■ Records shown ■

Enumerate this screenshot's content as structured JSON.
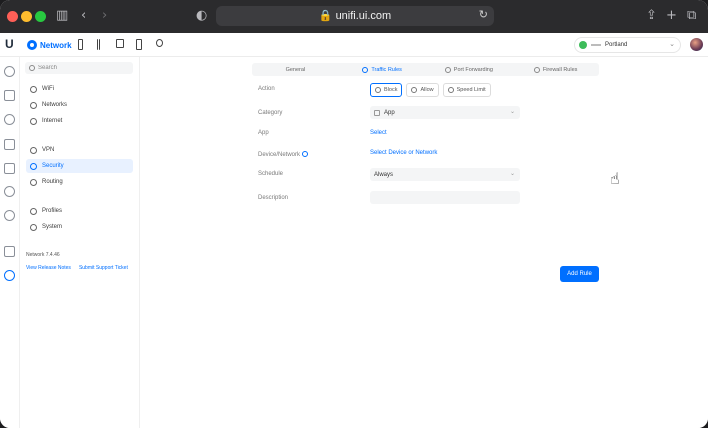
{
  "browser": {
    "url": "unifi.ui.com",
    "lock_icon": "lock-icon",
    "reload_icon": "reload-icon"
  },
  "header": {
    "brand": "Network",
    "site_name": "Portland"
  },
  "sidebar": {
    "search_placeholder": "Search",
    "items": [
      {
        "label": "WiFi",
        "icon": "wifi-icon"
      },
      {
        "label": "Networks",
        "icon": "networks-icon"
      },
      {
        "label": "Internet",
        "icon": "globe-icon"
      },
      {
        "label": "VPN",
        "icon": "vpn-icon"
      },
      {
        "label": "Security",
        "icon": "shield-icon",
        "active": true
      },
      {
        "label": "Routing",
        "icon": "routing-icon"
      },
      {
        "label": "Profiles",
        "icon": "profiles-icon"
      },
      {
        "label": "System",
        "icon": "system-icon"
      }
    ],
    "version": "Network 7.4.46",
    "release_notes": "View Release Notes",
    "support_ticket": "Submit Support Ticket"
  },
  "tabs": [
    {
      "label": "General"
    },
    {
      "label": "Traffic Rules",
      "active": true
    },
    {
      "label": "Port Forwarding"
    },
    {
      "label": "Firewall Rules"
    }
  ],
  "form": {
    "action_label": "Action",
    "actions": [
      "Block",
      "Allow",
      "Speed Limit"
    ],
    "selected_action": "Block",
    "category_label": "Category",
    "category_value": "App",
    "app_label": "App",
    "app_link": "Select",
    "device_label": "Device/Network",
    "device_link": "Select Device or Network",
    "schedule_label": "Schedule",
    "schedule_value": "Always",
    "description_label": "Description",
    "description_value": ""
  },
  "add_rule_button": "Add Rule",
  "colors": {
    "accent": "#006fff",
    "browser_bar": "#2b2b2d"
  }
}
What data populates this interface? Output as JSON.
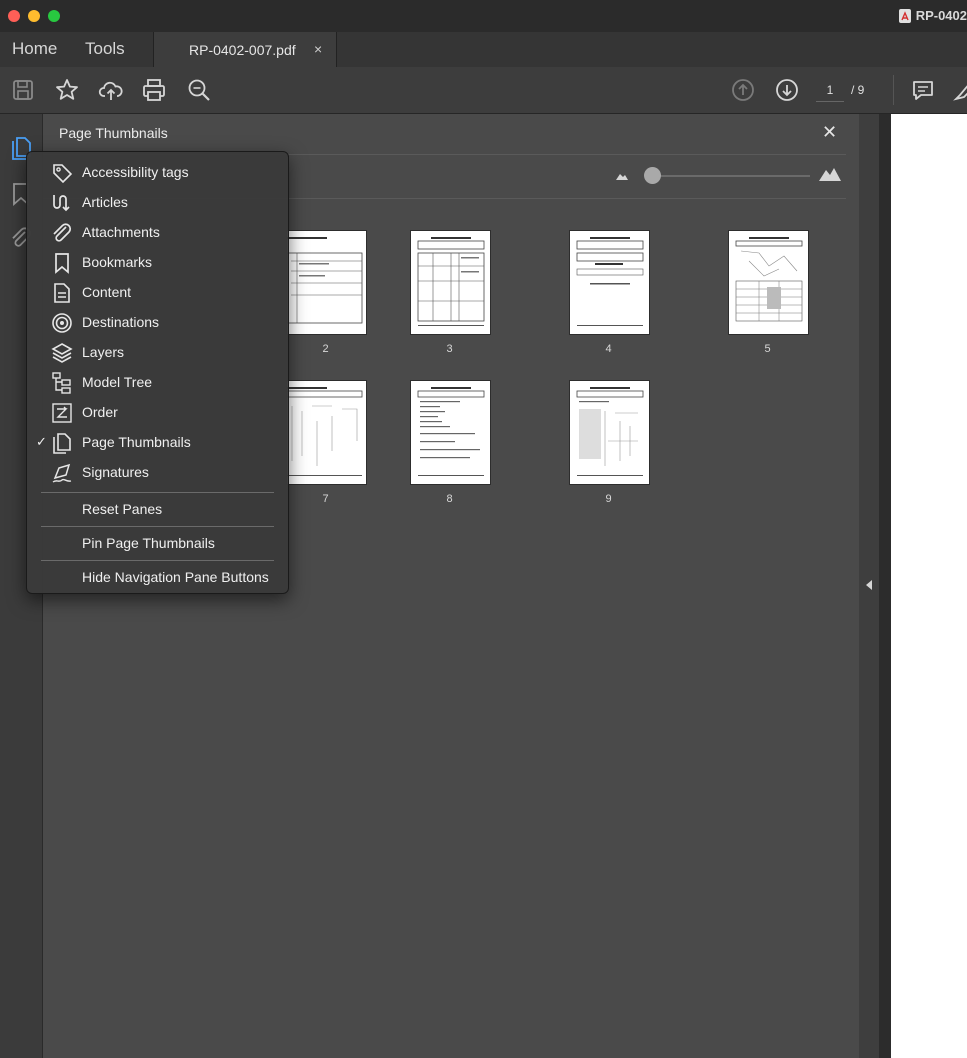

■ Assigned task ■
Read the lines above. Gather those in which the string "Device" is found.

■ The completed task ■
    "device_label": "Device/Network",
    "device_link": "Select Device or Network",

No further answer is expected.